AOC Beaume de Venise
Vin Doux Naturel
The vineyards are located on the east and south-east slopes at the foot of the rocky Dentelles de Montmirail. While the name “de Venise” conjures up an Italian city it’s actually a distortion of “de Venisse”, meaning “of the Comtat Venaissan” or “Comtat Avignonnais”.
Beaumes de Venise‘s reputation owes much to the wonderful fortified Vin Doux Naturel (VDN) Muscat de Beaumes de Venise wine. Greek colonists planted the first Muscat vines in Beaumes around 600BC. From 1309 onwards, Pope Clement V owned muscat producing facilities. Even though the religious wars caused the vineyards to shrink during the Middle Ages, the nobility consumed Muscat on a regular basis.

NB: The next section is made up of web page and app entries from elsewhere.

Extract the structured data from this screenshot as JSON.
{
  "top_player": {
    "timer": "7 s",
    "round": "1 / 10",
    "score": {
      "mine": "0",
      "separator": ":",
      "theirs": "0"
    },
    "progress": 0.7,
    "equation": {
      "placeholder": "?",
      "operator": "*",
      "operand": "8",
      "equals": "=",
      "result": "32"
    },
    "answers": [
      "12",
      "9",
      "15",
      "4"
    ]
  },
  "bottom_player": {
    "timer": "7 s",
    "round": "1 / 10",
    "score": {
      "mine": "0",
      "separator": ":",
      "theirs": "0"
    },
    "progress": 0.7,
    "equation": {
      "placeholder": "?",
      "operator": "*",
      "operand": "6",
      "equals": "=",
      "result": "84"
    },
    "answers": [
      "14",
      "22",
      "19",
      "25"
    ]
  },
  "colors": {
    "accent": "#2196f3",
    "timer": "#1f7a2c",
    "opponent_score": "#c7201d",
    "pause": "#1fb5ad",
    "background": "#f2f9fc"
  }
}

Vin Doux Naturel Muscat de Beaumes-de-Venise was officially awarded AOC Cru status in 1945, and applied retroactively to the 1943 vintage. In 1957, Beaumes de Venise dry red wines were included in the Côtes du Rhône production area.
Then in 1978, having recognised of the quality of the terroir, Beaumes-de-Venise growers were able to label their red wines Côtes du Rhônes Villages Beaumes-de-Venise. Thanks to almost thirty years of dedicated work in the vineyards and the cellars, the improved quality of the reds meant that Beaumes-de-Venise officially became a Côte du Rhône cru. So now, Beaumes de Venise is cru for dry red and VDN Muscat wines.

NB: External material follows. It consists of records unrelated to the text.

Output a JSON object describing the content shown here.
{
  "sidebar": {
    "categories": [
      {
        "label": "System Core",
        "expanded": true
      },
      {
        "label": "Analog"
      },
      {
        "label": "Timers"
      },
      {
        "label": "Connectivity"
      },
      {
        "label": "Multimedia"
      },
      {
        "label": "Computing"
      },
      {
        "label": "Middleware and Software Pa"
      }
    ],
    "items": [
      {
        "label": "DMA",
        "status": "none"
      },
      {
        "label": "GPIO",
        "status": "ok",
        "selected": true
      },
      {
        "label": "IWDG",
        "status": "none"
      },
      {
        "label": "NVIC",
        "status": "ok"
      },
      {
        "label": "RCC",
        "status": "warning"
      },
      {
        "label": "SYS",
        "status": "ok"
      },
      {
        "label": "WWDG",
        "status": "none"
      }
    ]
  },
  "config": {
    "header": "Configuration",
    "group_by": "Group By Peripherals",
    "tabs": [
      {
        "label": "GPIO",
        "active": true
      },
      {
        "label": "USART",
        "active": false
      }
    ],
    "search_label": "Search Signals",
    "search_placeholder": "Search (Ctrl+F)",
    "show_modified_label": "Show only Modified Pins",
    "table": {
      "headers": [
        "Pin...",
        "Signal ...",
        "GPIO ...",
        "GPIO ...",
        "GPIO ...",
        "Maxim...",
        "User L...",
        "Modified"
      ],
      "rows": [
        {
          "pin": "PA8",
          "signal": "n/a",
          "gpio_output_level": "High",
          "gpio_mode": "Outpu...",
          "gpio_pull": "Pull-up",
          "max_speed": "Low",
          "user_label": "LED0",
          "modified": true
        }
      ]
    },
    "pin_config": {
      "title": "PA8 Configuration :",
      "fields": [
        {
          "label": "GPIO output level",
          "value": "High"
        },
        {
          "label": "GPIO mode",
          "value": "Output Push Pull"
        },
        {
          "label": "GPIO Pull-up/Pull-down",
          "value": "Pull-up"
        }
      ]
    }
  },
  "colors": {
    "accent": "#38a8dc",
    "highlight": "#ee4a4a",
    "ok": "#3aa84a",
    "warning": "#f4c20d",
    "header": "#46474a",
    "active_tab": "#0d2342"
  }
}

The Dentelles de Montmirail hills protect the hillside vineyards from the mistral winds. Facing East-South-East, they receive optimum exposure to the sun and guarantee uniform maturity. Beaumes-de-Venise wines come from three major soil types that give the cru its unique personality.
The VDN is produced from Muscat à Petits Grains Noir and Blanc with a fortification of the wine through an addition 5 to 10% addition of virtually pure alcohol that arrests the fermentation, thus leaving a small amount of residual sugar (minimum of 252g/L). The wines must contain at least 100g/L of sugar and feature at least 15% alcohol content.
The VDN wines are golden in colour, with a nose of flowers and tropical fruits, and have a long finish. Though typically drunk young, the wines often acquire delightful toffee aromas and flavours with age which pair well with appropriate deserts.
The red wines take their character from a group of grape varieties, with the two main varieties being Grenache (at least 50% of planted vines) and Syrah (25% to 50% of vines planted). Grenache noir is rich in phenolic compounds and brings hints of summer fruits, licorice, and spices. Syrah brings colour, greater fragrance, and a long finish. Mourvèdre complements the first two varieties with its more complex aromas of black fruits, leather, and woodland.
Dry white is not a permitted style for the cru label, but many growers produce dry Muscat white wines under the IGP (Vin de Pays) label which are ideal for aperitifs.